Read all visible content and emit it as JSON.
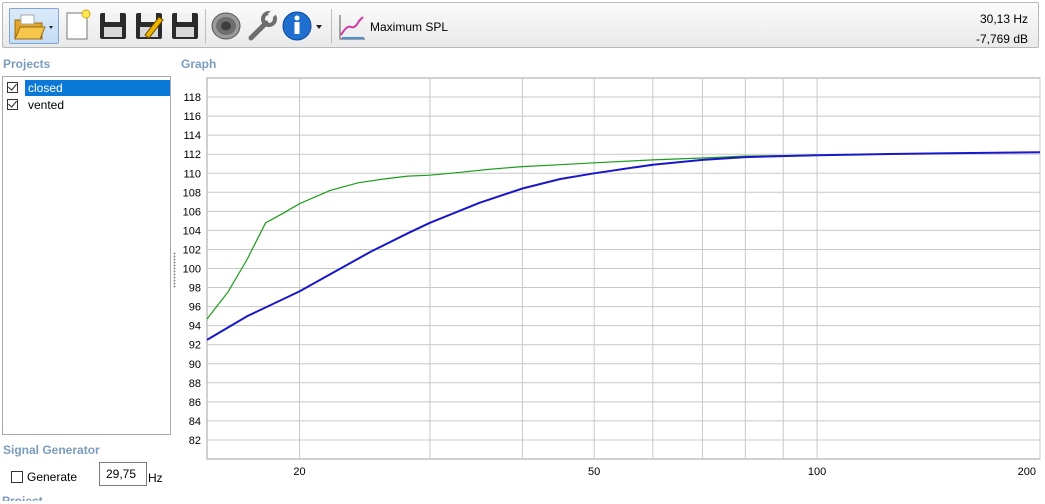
{
  "toolbar": {
    "icons": [
      "open-folder-icon",
      "new-document-icon",
      "save-icon",
      "save-as-icon",
      "save-all-icon",
      "speaker-icon",
      "wrench-icon",
      "info-icon",
      "graph-icon"
    ],
    "mode_label": "Maximum SPL",
    "readout_freq": "30,13 Hz",
    "readout_level": "-7,769 dB"
  },
  "projects": {
    "title": "Projects",
    "items": [
      {
        "label": "closed",
        "checked": true,
        "selected": true
      },
      {
        "label": "vented",
        "checked": true,
        "selected": false
      }
    ]
  },
  "graph": {
    "title": "Graph"
  },
  "signal_generator": {
    "title": "Signal Generator",
    "generate_label": "Generate",
    "frequency_value": "29,75",
    "unit": "Hz"
  },
  "bottom_section": {
    "title": "Project"
  },
  "chart_data": {
    "type": "line",
    "x_scale": "log",
    "xlim": [
      15,
      200
    ],
    "ylim": [
      80,
      120
    ],
    "x_ticks": [
      20,
      50,
      100,
      200
    ],
    "y_ticks": [
      82,
      84,
      86,
      88,
      90,
      92,
      94,
      96,
      98,
      100,
      102,
      104,
      106,
      108,
      110,
      112,
      114,
      116,
      118
    ],
    "grid": true,
    "series": [
      {
        "color": "#1a9e1a",
        "points": [
          [
            15,
            94.7
          ],
          [
            16,
            97.5
          ],
          [
            17,
            101
          ],
          [
            18,
            104.8
          ],
          [
            19,
            105.8
          ],
          [
            20,
            106.8
          ],
          [
            22,
            108.2
          ],
          [
            24,
            109.0
          ],
          [
            26,
            109.4
          ],
          [
            28,
            109.7
          ],
          [
            30,
            109.8
          ],
          [
            33,
            110.1
          ],
          [
            36,
            110.4
          ],
          [
            40,
            110.7
          ],
          [
            45,
            110.9
          ],
          [
            50,
            111.1
          ],
          [
            60,
            111.4
          ],
          [
            70,
            111.6
          ],
          [
            80,
            111.8
          ],
          [
            100,
            111.9
          ],
          [
            120,
            112.0
          ],
          [
            150,
            112.1
          ],
          [
            200,
            112.2
          ]
        ]
      },
      {
        "color": "#1818c8",
        "points": [
          [
            15,
            92.5
          ],
          [
            17,
            95.0
          ],
          [
            20,
            97.6
          ],
          [
            22,
            99.4
          ],
          [
            25,
            101.8
          ],
          [
            28,
            103.7
          ],
          [
            30,
            104.8
          ],
          [
            35,
            106.9
          ],
          [
            40,
            108.4
          ],
          [
            45,
            109.4
          ],
          [
            50,
            110.0
          ],
          [
            60,
            110.9
          ],
          [
            70,
            111.4
          ],
          [
            80,
            111.7
          ],
          [
            100,
            111.9
          ],
          [
            120,
            112.0
          ],
          [
            150,
            112.1
          ],
          [
            200,
            112.2
          ]
        ]
      }
    ]
  }
}
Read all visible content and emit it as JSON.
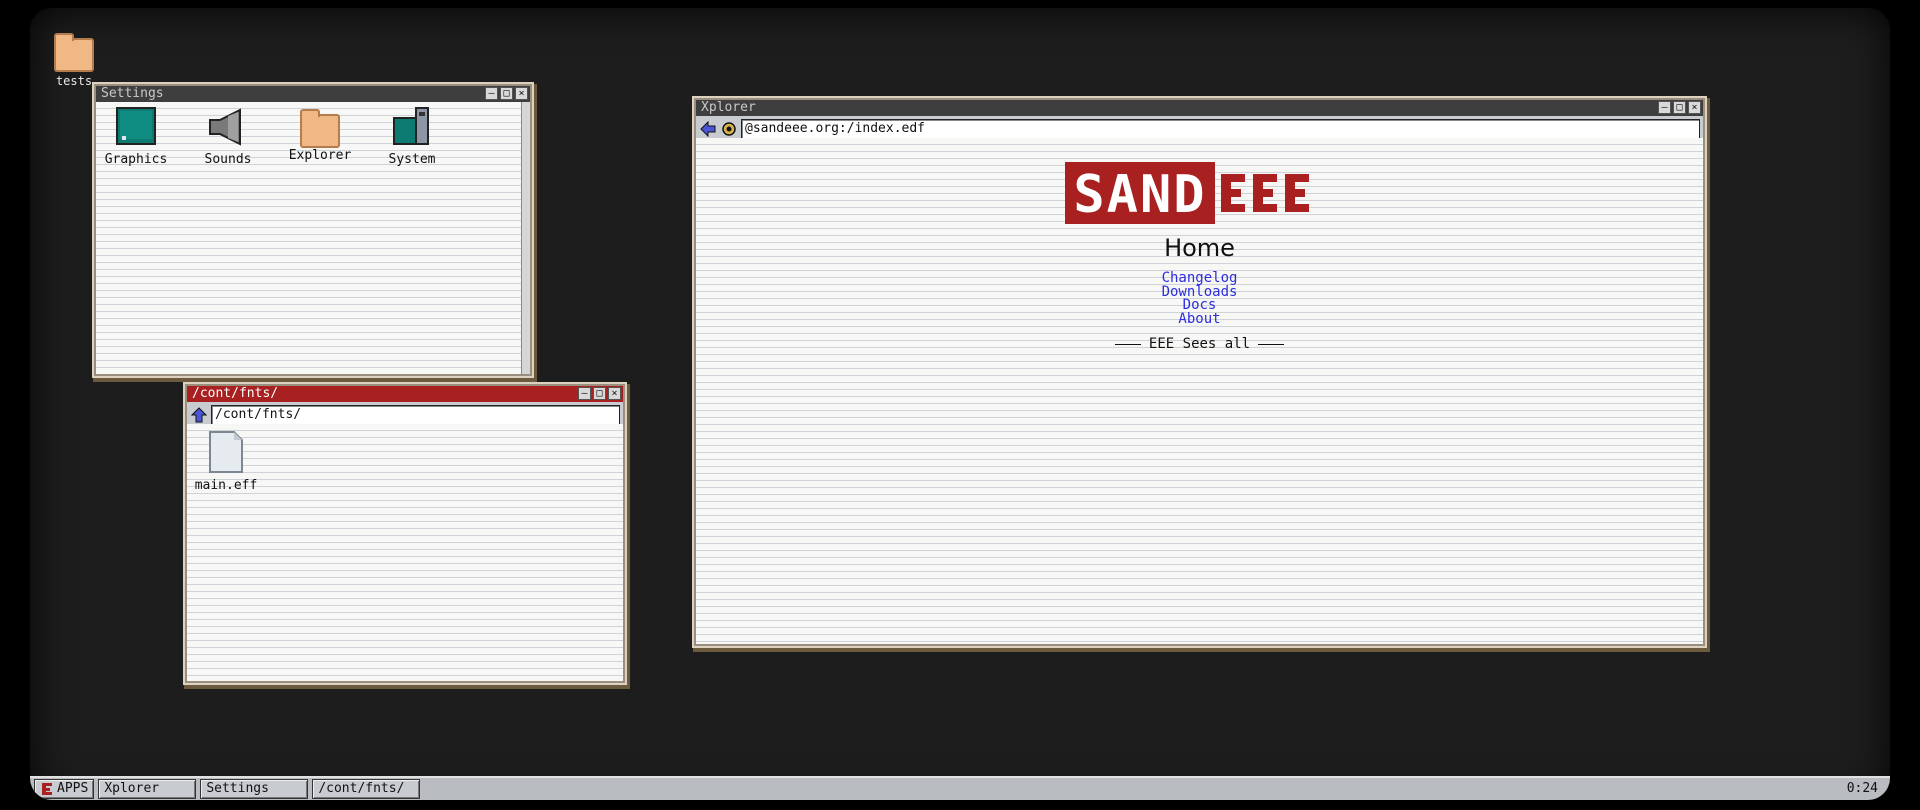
{
  "desktop": {
    "icons": [
      {
        "label": "tests",
        "icon": "folder-icon"
      }
    ]
  },
  "settings_window": {
    "title": "Settings",
    "items": [
      {
        "label": "Graphics",
        "icon": "monitor-icon"
      },
      {
        "label": "Sounds",
        "icon": "speaker-icon"
      },
      {
        "label": "Explorer",
        "icon": "folder-icon"
      },
      {
        "label": "System",
        "icon": "computer-icon"
      }
    ]
  },
  "files_window": {
    "title": "/cont/fnts/",
    "path": "/cont/fnts/",
    "files": [
      {
        "label": "main.eff",
        "icon": "file-icon"
      }
    ]
  },
  "xplorer_window": {
    "title": "Xplorer",
    "address": "@sandeee.org:/index.edf",
    "page": {
      "logo_text": "SAND EEE",
      "heading": "Home",
      "links": [
        "Changelog",
        "Downloads",
        "Docs",
        "About"
      ],
      "footer": "EEE Sees all"
    }
  },
  "window_buttons": {
    "minimize": "–",
    "maximize": "□",
    "close": "×"
  },
  "taskbar": {
    "start_label": "APPS",
    "tasks": [
      "Xplorer",
      "Settings",
      "/cont/fnts/"
    ],
    "clock": "0:24"
  },
  "colors": {
    "active_title": "#a8201f",
    "inactive_title": "#3e3e3e",
    "link": "#2c2ce0",
    "logo": "#a8201f",
    "folder": "#f0b885"
  }
}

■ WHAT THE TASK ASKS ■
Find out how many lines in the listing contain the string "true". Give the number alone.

■ RESPONSE TO THIS EXERCISE ■
4